**WORK TO COMPLETE:**
Counting only lines that contain the string "Février", how many are there in the data? Say the number alone.

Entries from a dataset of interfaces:
◆ ◆ ◆ ◆

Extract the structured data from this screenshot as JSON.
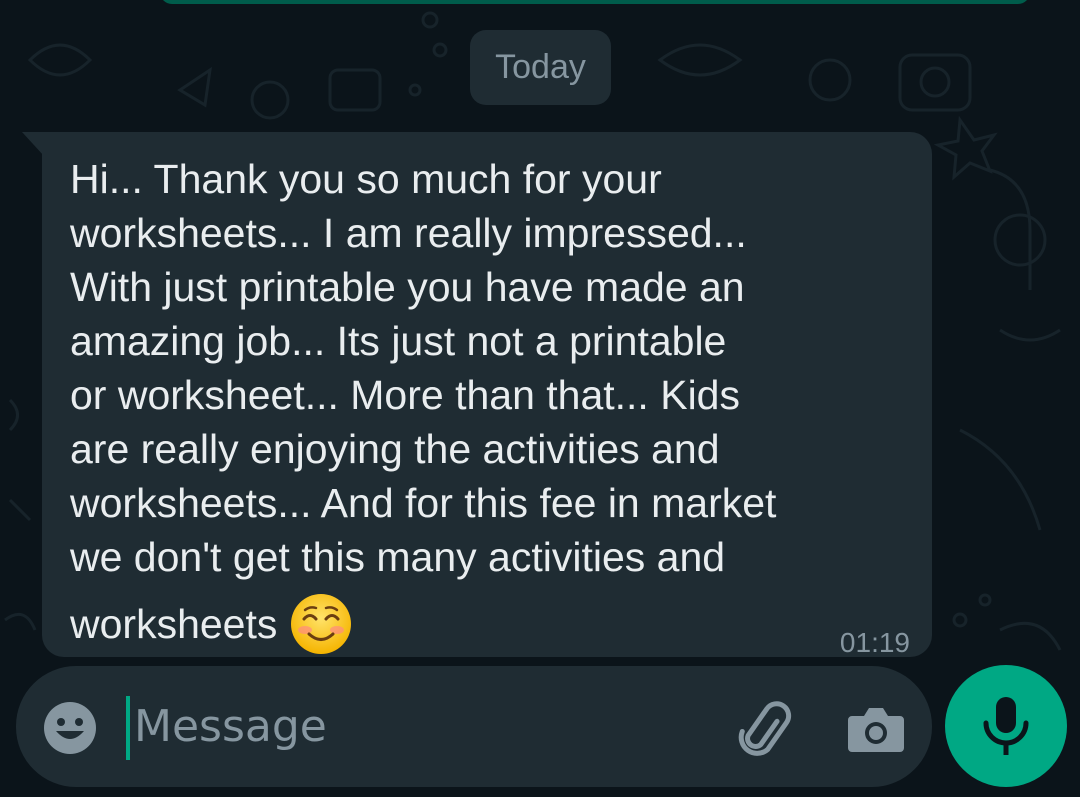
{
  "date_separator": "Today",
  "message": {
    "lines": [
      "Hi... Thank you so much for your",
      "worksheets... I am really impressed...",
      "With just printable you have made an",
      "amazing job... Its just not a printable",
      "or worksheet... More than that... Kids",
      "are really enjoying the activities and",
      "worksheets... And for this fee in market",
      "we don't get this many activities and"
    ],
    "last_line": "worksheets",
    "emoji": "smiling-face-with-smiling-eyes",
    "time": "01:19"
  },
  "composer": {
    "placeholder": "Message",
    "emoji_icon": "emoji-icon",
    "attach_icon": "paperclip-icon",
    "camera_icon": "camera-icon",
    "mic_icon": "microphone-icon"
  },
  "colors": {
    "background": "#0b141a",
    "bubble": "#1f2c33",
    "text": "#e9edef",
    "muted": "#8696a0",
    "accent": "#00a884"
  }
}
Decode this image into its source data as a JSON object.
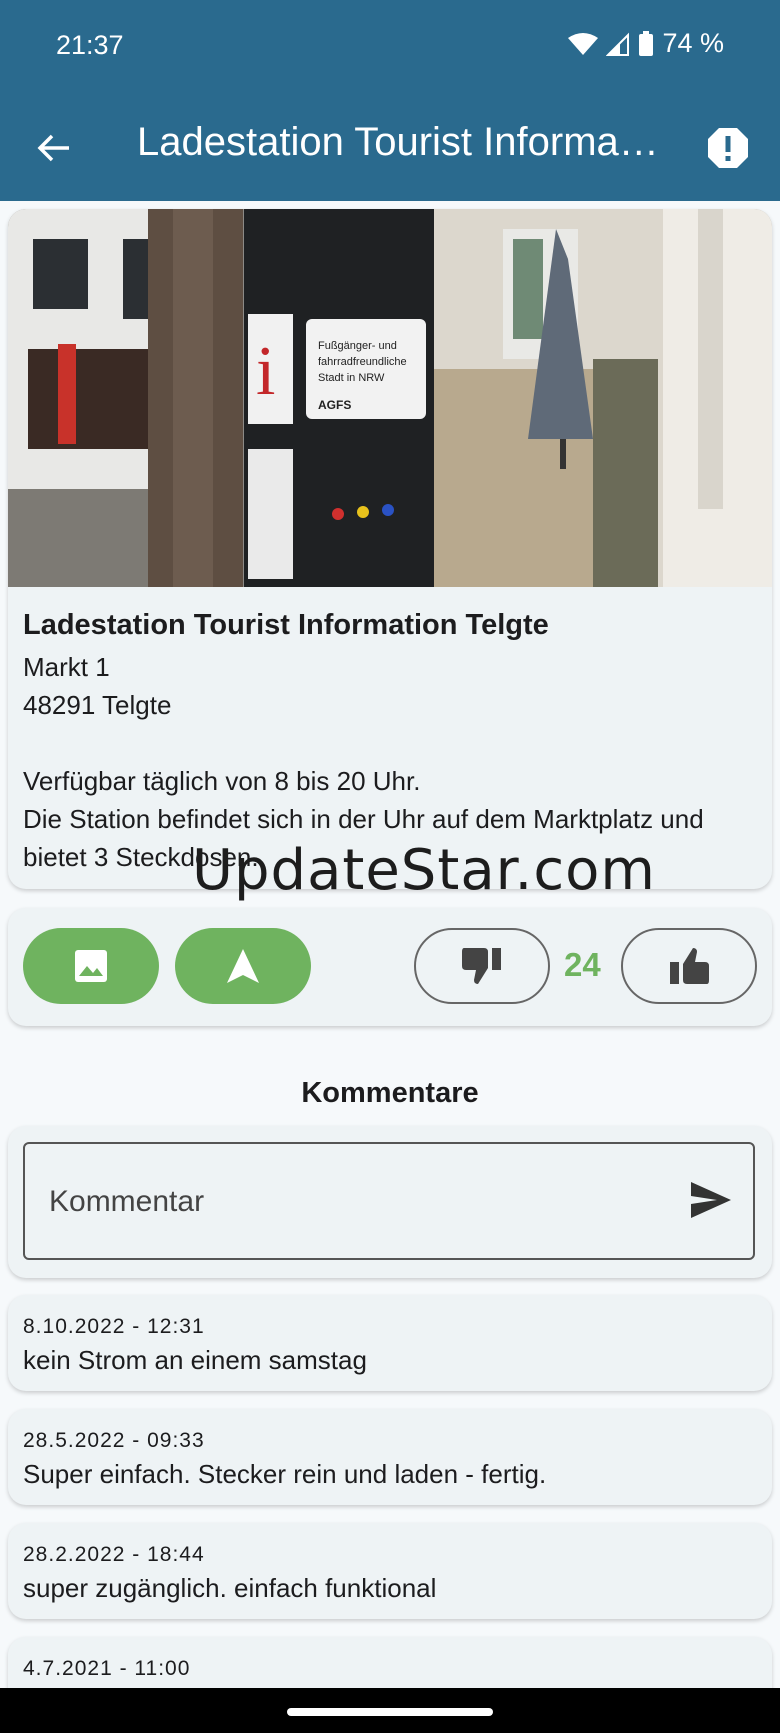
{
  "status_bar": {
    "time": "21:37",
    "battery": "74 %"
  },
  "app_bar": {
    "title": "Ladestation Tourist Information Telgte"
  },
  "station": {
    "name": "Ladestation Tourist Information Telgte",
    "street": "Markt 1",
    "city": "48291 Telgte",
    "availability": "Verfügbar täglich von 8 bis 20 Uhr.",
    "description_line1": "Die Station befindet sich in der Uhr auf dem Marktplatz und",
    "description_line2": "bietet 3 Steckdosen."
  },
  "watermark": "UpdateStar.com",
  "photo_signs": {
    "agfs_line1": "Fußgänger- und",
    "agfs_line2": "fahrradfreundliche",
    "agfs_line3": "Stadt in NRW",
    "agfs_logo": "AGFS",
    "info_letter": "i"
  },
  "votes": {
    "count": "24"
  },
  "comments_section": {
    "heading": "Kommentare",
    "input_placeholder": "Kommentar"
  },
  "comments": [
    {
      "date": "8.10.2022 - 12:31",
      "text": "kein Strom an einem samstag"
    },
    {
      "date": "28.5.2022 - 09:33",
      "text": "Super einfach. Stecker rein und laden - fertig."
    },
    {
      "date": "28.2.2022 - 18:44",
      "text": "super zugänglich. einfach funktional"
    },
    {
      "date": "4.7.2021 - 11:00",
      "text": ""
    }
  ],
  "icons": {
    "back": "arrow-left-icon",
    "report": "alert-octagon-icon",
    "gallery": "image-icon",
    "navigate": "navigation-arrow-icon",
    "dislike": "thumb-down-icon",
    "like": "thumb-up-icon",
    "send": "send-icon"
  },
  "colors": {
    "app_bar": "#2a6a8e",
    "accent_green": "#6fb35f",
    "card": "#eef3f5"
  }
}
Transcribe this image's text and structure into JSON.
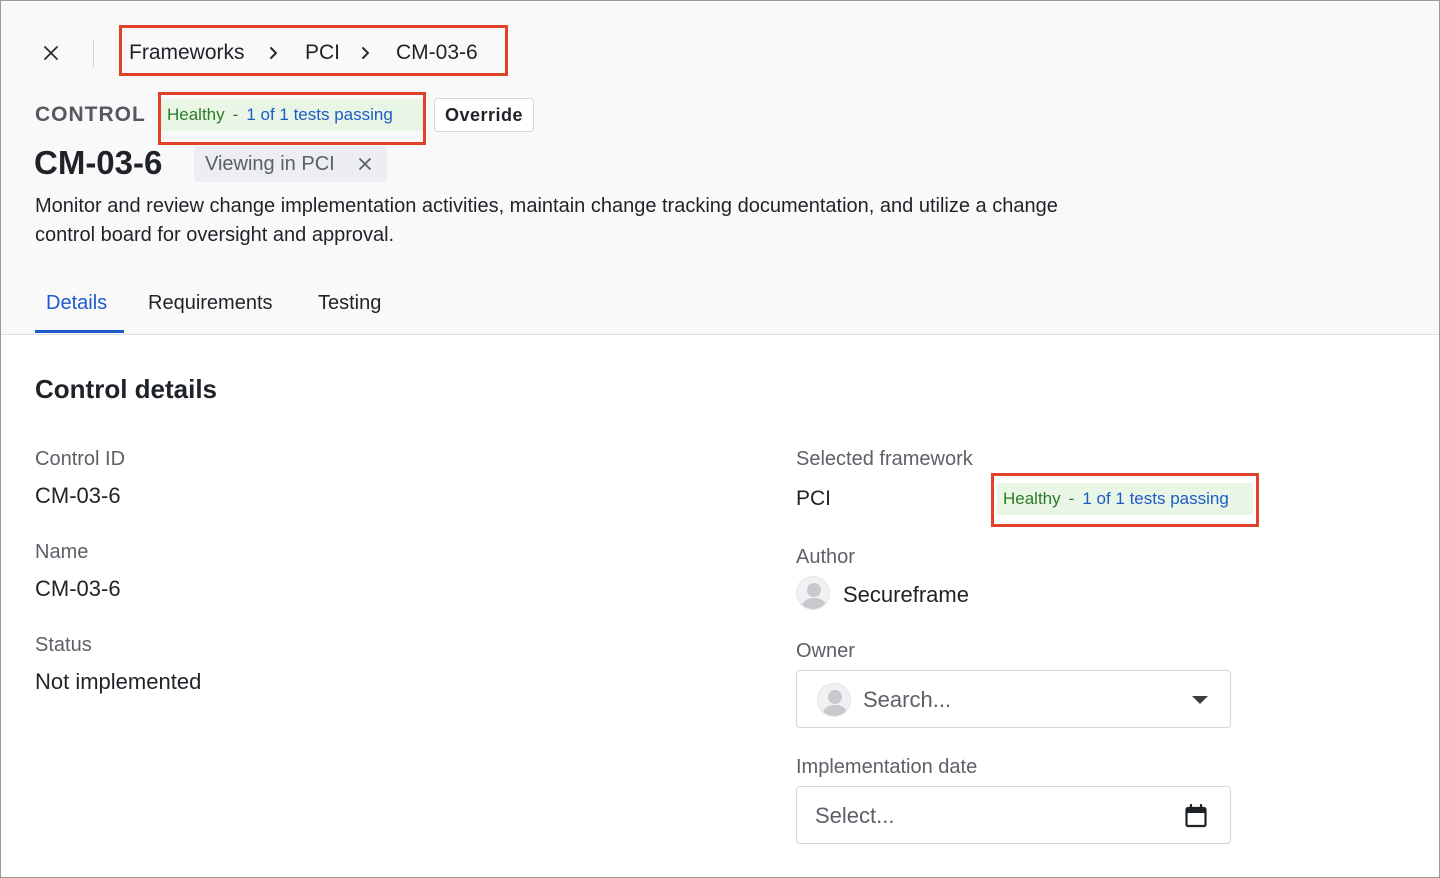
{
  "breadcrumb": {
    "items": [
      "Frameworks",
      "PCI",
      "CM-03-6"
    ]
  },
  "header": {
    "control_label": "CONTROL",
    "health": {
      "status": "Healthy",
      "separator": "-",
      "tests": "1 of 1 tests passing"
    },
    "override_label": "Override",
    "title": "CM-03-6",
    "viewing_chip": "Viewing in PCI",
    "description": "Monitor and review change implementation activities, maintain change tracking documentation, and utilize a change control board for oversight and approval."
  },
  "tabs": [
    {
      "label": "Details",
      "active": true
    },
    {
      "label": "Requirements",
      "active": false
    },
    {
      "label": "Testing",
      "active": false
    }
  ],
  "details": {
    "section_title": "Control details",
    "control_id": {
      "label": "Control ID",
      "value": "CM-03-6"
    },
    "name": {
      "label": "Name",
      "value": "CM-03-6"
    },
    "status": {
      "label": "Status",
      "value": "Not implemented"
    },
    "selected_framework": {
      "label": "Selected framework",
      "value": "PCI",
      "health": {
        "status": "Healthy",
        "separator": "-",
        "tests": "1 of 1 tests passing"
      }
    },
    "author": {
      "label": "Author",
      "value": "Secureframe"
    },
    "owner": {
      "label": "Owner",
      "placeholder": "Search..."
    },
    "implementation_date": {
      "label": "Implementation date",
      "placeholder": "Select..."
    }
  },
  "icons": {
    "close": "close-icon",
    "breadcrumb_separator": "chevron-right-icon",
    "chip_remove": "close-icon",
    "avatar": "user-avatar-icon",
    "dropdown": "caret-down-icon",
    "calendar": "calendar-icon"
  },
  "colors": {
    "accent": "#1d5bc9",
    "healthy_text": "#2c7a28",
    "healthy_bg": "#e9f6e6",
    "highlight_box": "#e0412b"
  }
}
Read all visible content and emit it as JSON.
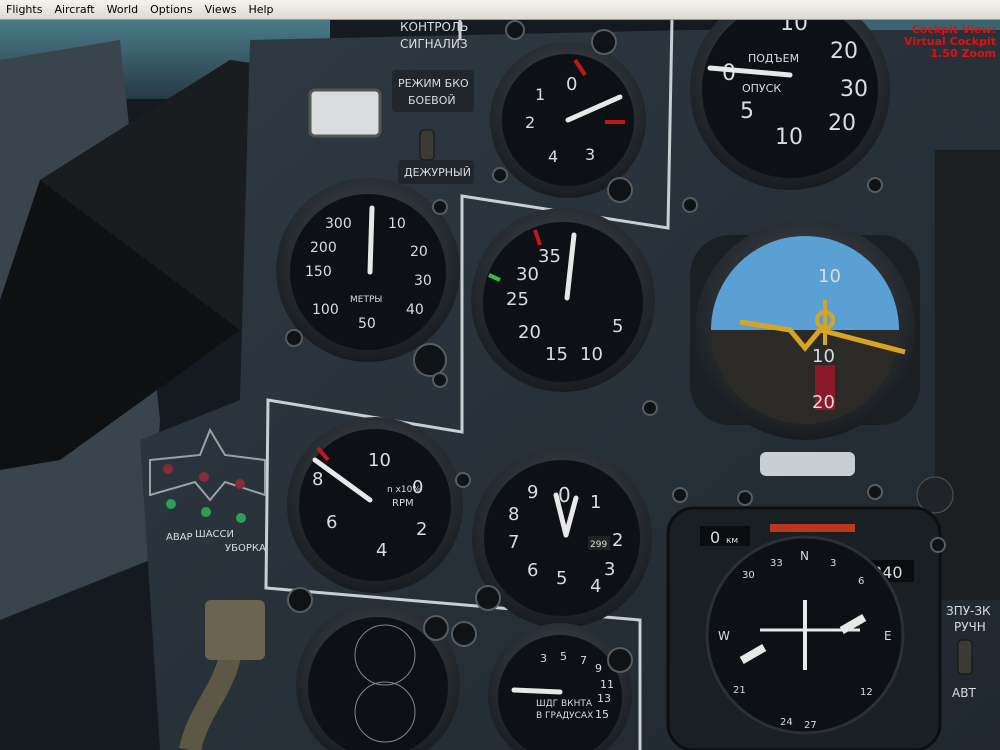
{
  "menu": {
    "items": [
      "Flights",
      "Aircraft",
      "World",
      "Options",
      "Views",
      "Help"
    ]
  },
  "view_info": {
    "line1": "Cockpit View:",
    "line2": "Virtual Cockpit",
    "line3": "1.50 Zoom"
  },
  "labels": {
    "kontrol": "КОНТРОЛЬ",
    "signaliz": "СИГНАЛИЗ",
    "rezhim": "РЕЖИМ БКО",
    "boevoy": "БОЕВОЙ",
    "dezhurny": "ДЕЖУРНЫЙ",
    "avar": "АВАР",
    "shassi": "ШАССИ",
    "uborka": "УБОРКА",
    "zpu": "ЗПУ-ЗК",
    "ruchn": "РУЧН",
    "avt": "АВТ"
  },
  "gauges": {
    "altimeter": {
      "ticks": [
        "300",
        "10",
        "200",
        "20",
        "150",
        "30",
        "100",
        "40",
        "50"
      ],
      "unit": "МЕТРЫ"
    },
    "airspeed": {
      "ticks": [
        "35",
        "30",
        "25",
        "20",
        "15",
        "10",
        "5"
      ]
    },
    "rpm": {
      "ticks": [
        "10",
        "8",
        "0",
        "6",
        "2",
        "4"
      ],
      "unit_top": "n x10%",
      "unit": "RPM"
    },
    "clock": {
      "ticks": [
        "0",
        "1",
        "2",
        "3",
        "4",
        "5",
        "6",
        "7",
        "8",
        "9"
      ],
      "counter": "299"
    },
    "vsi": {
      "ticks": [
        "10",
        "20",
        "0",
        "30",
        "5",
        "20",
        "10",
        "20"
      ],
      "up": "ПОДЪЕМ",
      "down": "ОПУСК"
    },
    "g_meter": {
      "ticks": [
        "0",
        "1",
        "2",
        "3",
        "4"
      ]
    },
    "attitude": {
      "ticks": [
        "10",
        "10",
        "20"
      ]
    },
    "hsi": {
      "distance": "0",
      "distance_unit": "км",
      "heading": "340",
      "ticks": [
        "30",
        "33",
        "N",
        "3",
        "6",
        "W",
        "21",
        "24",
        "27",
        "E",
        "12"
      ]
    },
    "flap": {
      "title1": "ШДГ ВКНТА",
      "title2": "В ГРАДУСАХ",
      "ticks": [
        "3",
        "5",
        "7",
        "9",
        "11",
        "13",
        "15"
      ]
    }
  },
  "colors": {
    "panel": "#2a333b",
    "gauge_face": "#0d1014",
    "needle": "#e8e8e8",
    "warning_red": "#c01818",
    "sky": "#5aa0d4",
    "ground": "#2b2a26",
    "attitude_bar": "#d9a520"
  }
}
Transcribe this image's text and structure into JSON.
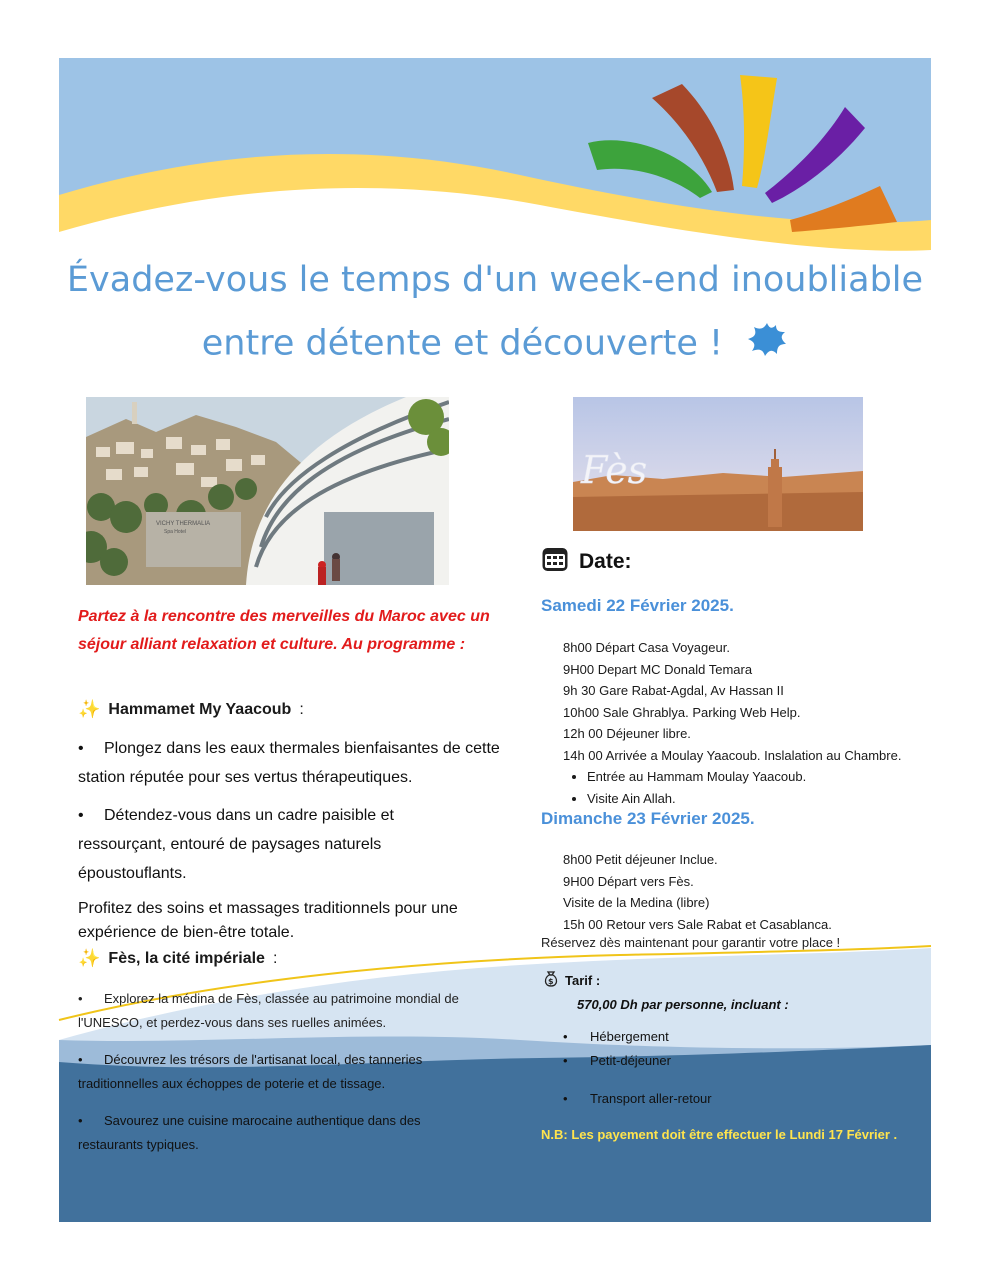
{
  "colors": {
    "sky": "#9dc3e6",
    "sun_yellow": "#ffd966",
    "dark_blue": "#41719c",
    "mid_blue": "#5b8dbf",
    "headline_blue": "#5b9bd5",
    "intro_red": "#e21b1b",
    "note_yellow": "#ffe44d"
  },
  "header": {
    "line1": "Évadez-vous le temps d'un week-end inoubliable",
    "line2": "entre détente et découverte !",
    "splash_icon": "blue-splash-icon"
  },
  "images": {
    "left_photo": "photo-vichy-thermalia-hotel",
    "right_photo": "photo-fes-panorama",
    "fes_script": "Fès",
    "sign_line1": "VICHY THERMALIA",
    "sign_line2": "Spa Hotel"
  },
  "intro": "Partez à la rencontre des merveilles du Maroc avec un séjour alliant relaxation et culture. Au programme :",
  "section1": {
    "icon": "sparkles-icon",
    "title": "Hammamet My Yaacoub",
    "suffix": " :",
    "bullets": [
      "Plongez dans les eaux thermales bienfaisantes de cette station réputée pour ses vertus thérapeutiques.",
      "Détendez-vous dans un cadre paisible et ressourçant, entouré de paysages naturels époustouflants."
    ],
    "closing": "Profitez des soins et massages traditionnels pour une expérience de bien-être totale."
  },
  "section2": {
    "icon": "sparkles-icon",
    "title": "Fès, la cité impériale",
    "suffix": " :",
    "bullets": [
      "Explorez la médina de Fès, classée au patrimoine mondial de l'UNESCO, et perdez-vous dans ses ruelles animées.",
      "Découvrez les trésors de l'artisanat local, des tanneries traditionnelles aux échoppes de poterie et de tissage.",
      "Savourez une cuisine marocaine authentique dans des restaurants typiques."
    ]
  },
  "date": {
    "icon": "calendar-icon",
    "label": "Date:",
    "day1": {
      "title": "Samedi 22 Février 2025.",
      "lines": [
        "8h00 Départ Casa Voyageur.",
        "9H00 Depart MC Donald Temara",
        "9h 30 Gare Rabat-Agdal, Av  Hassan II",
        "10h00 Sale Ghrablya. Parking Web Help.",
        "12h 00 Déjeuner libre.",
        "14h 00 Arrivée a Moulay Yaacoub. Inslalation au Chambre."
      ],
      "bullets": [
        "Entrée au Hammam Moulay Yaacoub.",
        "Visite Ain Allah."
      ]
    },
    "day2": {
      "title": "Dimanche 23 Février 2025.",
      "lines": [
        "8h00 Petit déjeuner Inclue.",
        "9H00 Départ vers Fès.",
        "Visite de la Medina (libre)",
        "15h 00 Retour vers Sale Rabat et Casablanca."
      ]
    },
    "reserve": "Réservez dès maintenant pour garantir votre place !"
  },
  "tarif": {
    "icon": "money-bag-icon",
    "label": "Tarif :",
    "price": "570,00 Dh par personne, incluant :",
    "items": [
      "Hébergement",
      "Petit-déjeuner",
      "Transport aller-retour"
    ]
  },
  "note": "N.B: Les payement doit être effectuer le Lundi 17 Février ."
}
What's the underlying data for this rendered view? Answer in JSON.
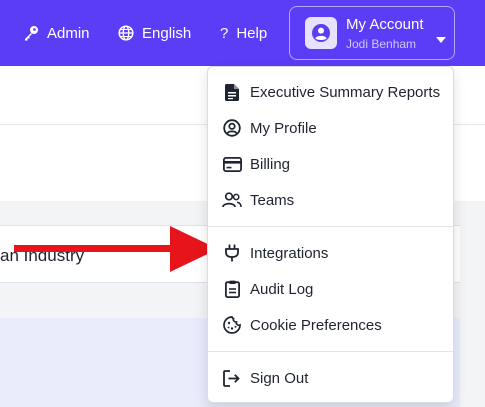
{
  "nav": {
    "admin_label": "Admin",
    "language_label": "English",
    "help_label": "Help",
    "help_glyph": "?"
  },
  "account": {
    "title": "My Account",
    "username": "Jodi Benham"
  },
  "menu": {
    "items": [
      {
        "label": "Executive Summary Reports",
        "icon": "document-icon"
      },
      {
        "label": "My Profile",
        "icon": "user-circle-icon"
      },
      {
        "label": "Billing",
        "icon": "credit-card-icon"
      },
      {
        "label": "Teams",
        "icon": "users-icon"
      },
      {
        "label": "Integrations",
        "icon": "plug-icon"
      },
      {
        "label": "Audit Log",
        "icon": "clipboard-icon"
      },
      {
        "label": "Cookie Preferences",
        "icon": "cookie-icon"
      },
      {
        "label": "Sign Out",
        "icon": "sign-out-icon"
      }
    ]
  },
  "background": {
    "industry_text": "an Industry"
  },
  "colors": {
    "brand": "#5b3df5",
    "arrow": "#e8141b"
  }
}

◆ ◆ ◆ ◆

**FINAL ANSWER:**
3